Fight for Air Climb is an indoor event series that challenges participants to climb — or rather, take the stairs — up a city’s skyscraper in order to raise funds for those living with lung disease.
Participants are able to pledge a certain dollar amount to complete the challenge and can also receive funds from their own supporters.
Lindahl and Sherwood said their 33-floor climb was their first challenge and allowed them to really get to know each other, and the years ever since have proven that they have each other’s backs no matter what.
“(Lindahl) has always been one of those guys who’s stepped up to any occasion and helped those in need,” Sherwood said. “He’s been both a formal and informal leader with his fire captain position still being held.”
Sherwood continued to speak on Lindahl’s impact on the department in terms of changing the culture of safety. “His impact is helping to make members safe,” Sherwood said before detailing Lindahl’s focus on cancer reduction and mental health among other health issues.
Lindahl’s care for health was also apparent during his time as an EMT. After earning his first responder degree in the fire department, he continued on to earn his emergency medical technician license and worked on an ambulance.
A nurse practitioner encouraged Lindahl to take nursing classes at Northwest Technical College during one of his EMT shifts, after which he continued to become a certified nursing assistant and licensed practical nurse.
In spring 2019, he started working toward his four-year nursing degree at Bemidji State University. He will graduate next May.

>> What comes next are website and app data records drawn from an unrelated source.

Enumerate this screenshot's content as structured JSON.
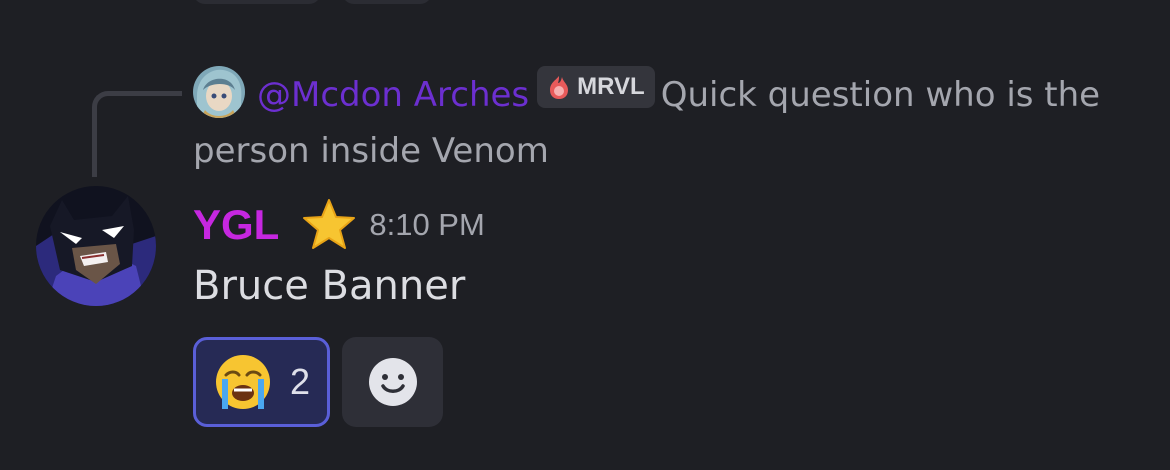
{
  "reply": {
    "author": "@Mcdon Arches",
    "role_tag": "MRVL",
    "text": "Quick question who is the person inside Venom",
    "avatar_icon": "anime-character-avatar-icon",
    "role_icon": "flame-role-icon"
  },
  "message": {
    "author": "YGL",
    "author_color": "#c627e0",
    "badge_icon": "star-icon",
    "timestamp": "8:10 PM",
    "text": "Bruce Banner",
    "avatar_icon": "batman-avatar-icon"
  },
  "reactions": [
    {
      "emoji_icon": "loudly-crying-face-icon",
      "count": "2",
      "selected": true
    }
  ],
  "add_reaction": {
    "icon": "smiley-face-icon"
  },
  "colors": {
    "background": "#1e1f24",
    "reply_author": "#6c2fd0",
    "reaction_border": "#5a5fd8"
  }
}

Bemidji State has accommodated Lindahl by allowing him to bring oxygen into the classrooms and completing untimed tests in a room separate from other people.
Lindahl explained that, though he doesn’t expect to return to his role on the front line for the fire department, he's hopeful he can remain active in an administrative or educational job.

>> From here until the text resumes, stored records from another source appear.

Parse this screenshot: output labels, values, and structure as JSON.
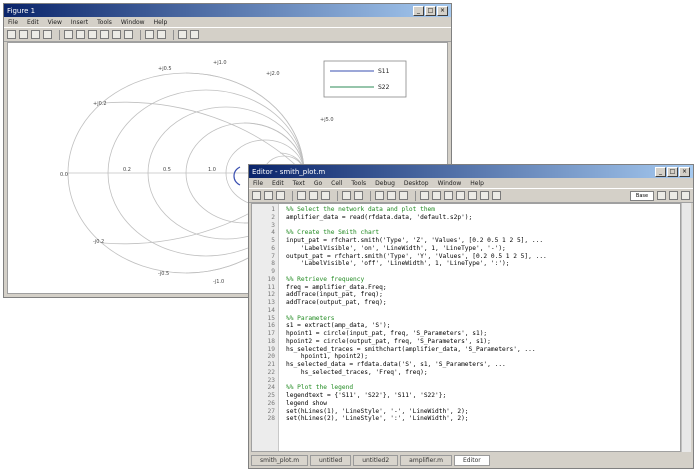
{
  "figure_window": {
    "title": "Figure 1",
    "menus": [
      "File",
      "Edit",
      "View",
      "Insert",
      "Tools",
      "Window",
      "Help"
    ],
    "smith_chart": {
      "outer_labels": [
        "+j0.5",
        "+j1.0",
        "+j2.0",
        "+j0.2",
        "+j5.0",
        "0.0",
        "-j0.2",
        "-j0.5",
        "-j1.0",
        "-j2.0",
        "-j5.0"
      ],
      "inner_labels": [
        "0.2",
        "0.5",
        "1.0"
      ]
    },
    "legend": [
      "S11",
      "S22"
    ],
    "colors": {
      "trace_1": "#3a4fb0",
      "trace_2": "#2e8b57",
      "grid": "#c0c0c0"
    }
  },
  "editor_window": {
    "title": "Editor - smith_plot.m",
    "menus": [
      "File",
      "Edit",
      "Text",
      "Go",
      "Cell",
      "Tools",
      "Debug",
      "Desktop",
      "Window",
      "Help"
    ],
    "stack_label": "Base",
    "lines": [
      {
        "n": "1",
        "t": "%% Select the network data and plot them",
        "type": "c"
      },
      {
        "n": "2",
        "t": "amplifier_data = read(rfdata.data, 'default.s2p');",
        "type": "code"
      },
      {
        "n": "3",
        "t": "",
        "type": "code"
      },
      {
        "n": "4",
        "t": "%% Create the Smith chart",
        "type": "c"
      },
      {
        "n": "5",
        "t": "input_pat = rfchart.smith('Type', 'Z', 'Values', [0.2 0.5 1 2 5], ...",
        "type": "code"
      },
      {
        "n": "6",
        "t": "    'LabelVisible', 'on', 'LineWidth', 1, 'LineType', '-');",
        "type": "code"
      },
      {
        "n": "7",
        "t": "output_pat = rfchart.smith('Type', 'Y', 'Values', [0.2 0.5 1 2 5], ...",
        "type": "code"
      },
      {
        "n": "8",
        "t": "    'LabelVisible', 'off', 'LineWidth', 1, 'LineType', ':');",
        "type": "code"
      },
      {
        "n": "9",
        "t": "",
        "type": "code"
      },
      {
        "n": "10",
        "t": "%% Retrieve frequency",
        "type": "c"
      },
      {
        "n": "11",
        "t": "freq = amplifier_data.Freq;",
        "type": "code"
      },
      {
        "n": "12",
        "t": "addTrace(input_pat, freq);",
        "type": "code"
      },
      {
        "n": "13",
        "t": "addTrace(output_pat, freq);",
        "type": "code"
      },
      {
        "n": "14",
        "t": "",
        "type": "code"
      },
      {
        "n": "15",
        "t": "%% Parameters",
        "type": "c"
      },
      {
        "n": "16",
        "t": "s1 = extract(amp_data, 'S');",
        "type": "code"
      },
      {
        "n": "17",
        "t": "hpoint1 = circle(input_pat, freq, 'S_Parameters', s1);",
        "type": "code"
      },
      {
        "n": "18",
        "t": "hpoint2 = circle(output_pat, freq, 'S_Parameters', s1);",
        "type": "code"
      },
      {
        "n": "19",
        "t": "hs_selected_traces = smithchart(amplifier_data, 'S_Parameters', ...",
        "type": "code"
      },
      {
        "n": "20",
        "t": "    hpoint1, hpoint2);",
        "type": "code"
      },
      {
        "n": "21",
        "t": "hs_selected_data = rfdata.data('S', s1, 'S_Parameters', ...",
        "type": "code"
      },
      {
        "n": "22",
        "t": "    hs_selected_traces, 'Freq', freq);",
        "type": "code"
      },
      {
        "n": "23",
        "t": "",
        "type": "code"
      },
      {
        "n": "24",
        "t": "%% Plot the legend",
        "type": "c"
      },
      {
        "n": "25",
        "t": "legendtext = {'S11', 'S22'}, 'S11', 'S22'};",
        "type": "code"
      },
      {
        "n": "26",
        "t": "legend show",
        "type": "code"
      },
      {
        "n": "27",
        "t": "set(hLines(1), 'LineStyle', '-', 'LineWidth', 2);",
        "type": "code"
      },
      {
        "n": "28",
        "t": "set(hLines(2), 'LineStyle', ':', 'LineWidth', 2);",
        "type": "code"
      }
    ],
    "tabs": [
      "smith_plot.m",
      "untitled",
      "untitled2",
      "amplifier.m",
      "Editor"
    ]
  }
}
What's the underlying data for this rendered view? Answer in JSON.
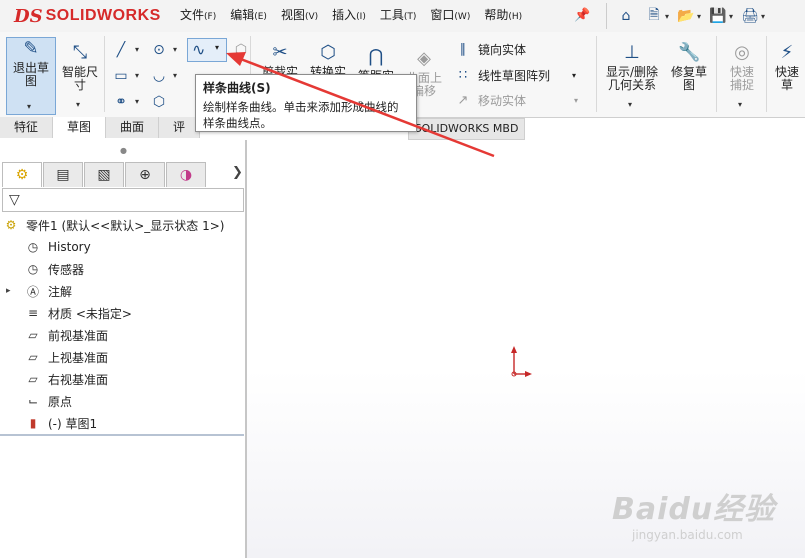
{
  "app": {
    "logo_text": "SOLIDWORKS",
    "logo_ds": "DS"
  },
  "menu": [
    {
      "label": "文件",
      "key": "(F)"
    },
    {
      "label": "编辑",
      "key": "(E)"
    },
    {
      "label": "视图",
      "key": "(V)"
    },
    {
      "label": "插入",
      "key": "(I)"
    },
    {
      "label": "工具",
      "key": "(T)"
    },
    {
      "label": "窗口",
      "key": "(W)"
    },
    {
      "label": "帮助",
      "key": "(H)"
    }
  ],
  "ribbon": {
    "exit_sketch": "退出草图",
    "smart_dim": "智能尺寸",
    "trim": "剪裁实",
    "convert": "转换实",
    "offset": "等距实",
    "surface_offset": "曲面上偏移",
    "mirror": "镜向实体",
    "linear_pattern": "线性草图阵列",
    "move": "移动实体",
    "show_relations": "显示/删除几何关系",
    "repair_sketch": "修复草图",
    "quick_snap": "快速捕捉",
    "quick_view": "快速草"
  },
  "tabs": [
    "特征",
    "草图",
    "曲面",
    "评"
  ],
  "mbd_tab": "SOLIDWORKS MBD",
  "tooltip": {
    "title": "样条曲线(S)",
    "desc": "绘制样条曲线。单击来添加形成曲线的样条曲线点。"
  },
  "tree": {
    "root": "零件1 (默认<<默认>_显示状态 1>)",
    "items": [
      "History",
      "传感器",
      "注解",
      "材质 <未指定>",
      "前视基准面",
      "上视基准面",
      "右视基准面",
      "原点",
      "(-) 草图1"
    ]
  },
  "watermark": {
    "brand": "Baidu经验",
    "url": "jingyan.baidu.com"
  },
  "colors": {
    "accent": "#1f4f86",
    "brand_red": "#d62a2a",
    "annotation_red": "#e53935"
  }
}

“The days of dragging hoses are gone,” Lindahl said. In the meantime, he'll be working on being able to breathe again without the help of an oxygen tank and doing cardio and biking activities.
He said his highest priority remains being there for his family, who he credits as a central part of his support system along with many other friends and community members.

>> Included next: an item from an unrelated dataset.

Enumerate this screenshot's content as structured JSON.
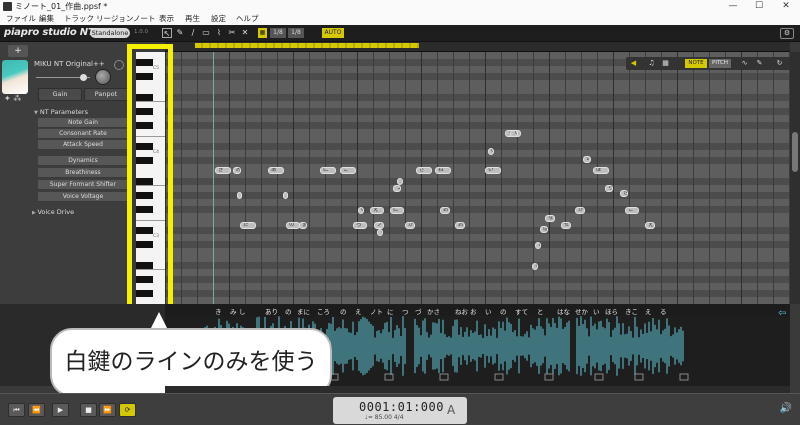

“My wife Amy, daughters Abigail and Heather, Kim Anderson, Dave Okerstrom from the Cities, I mean the list goes on. My neighbors Chuck and Marlene Boe…” Lindahl continued, expounding on the immense amount of support he has received.
“(Lindahl’s) a people person,” Sherwood added, as this is one way to return the favor he has extended to so many. “He’s touched a lot of people’s lives.”
Bemidji has been rallying to raise funds to help Walter Lindahl with medical expenses. The First Responders Day Party, hosted by Bar 209 on Sept. 11, raised $1,295. Planned as a general first responder celebration, Lindahl’s friend Kim Anderson, along with the responders, advocated for a benefit on his behalf.
Another benefit is planned for 2 to 7 p.m. Sunday, Oct. 3, at the Bemidji Eagle’s Club. There will be a pulled pork sandwich dinner with $10 meal tickets starting at 2 p.m. along with a bake sale. A cornhole tournament will start at 3 p.m. with a $25 per person entry fee, and a silent auction will close the evening at 7 p.m. along with a raffle drawing.
Cash donations are also accepted at Riverwood Bank under the account name, “Walter Lindahl’s Benefit.”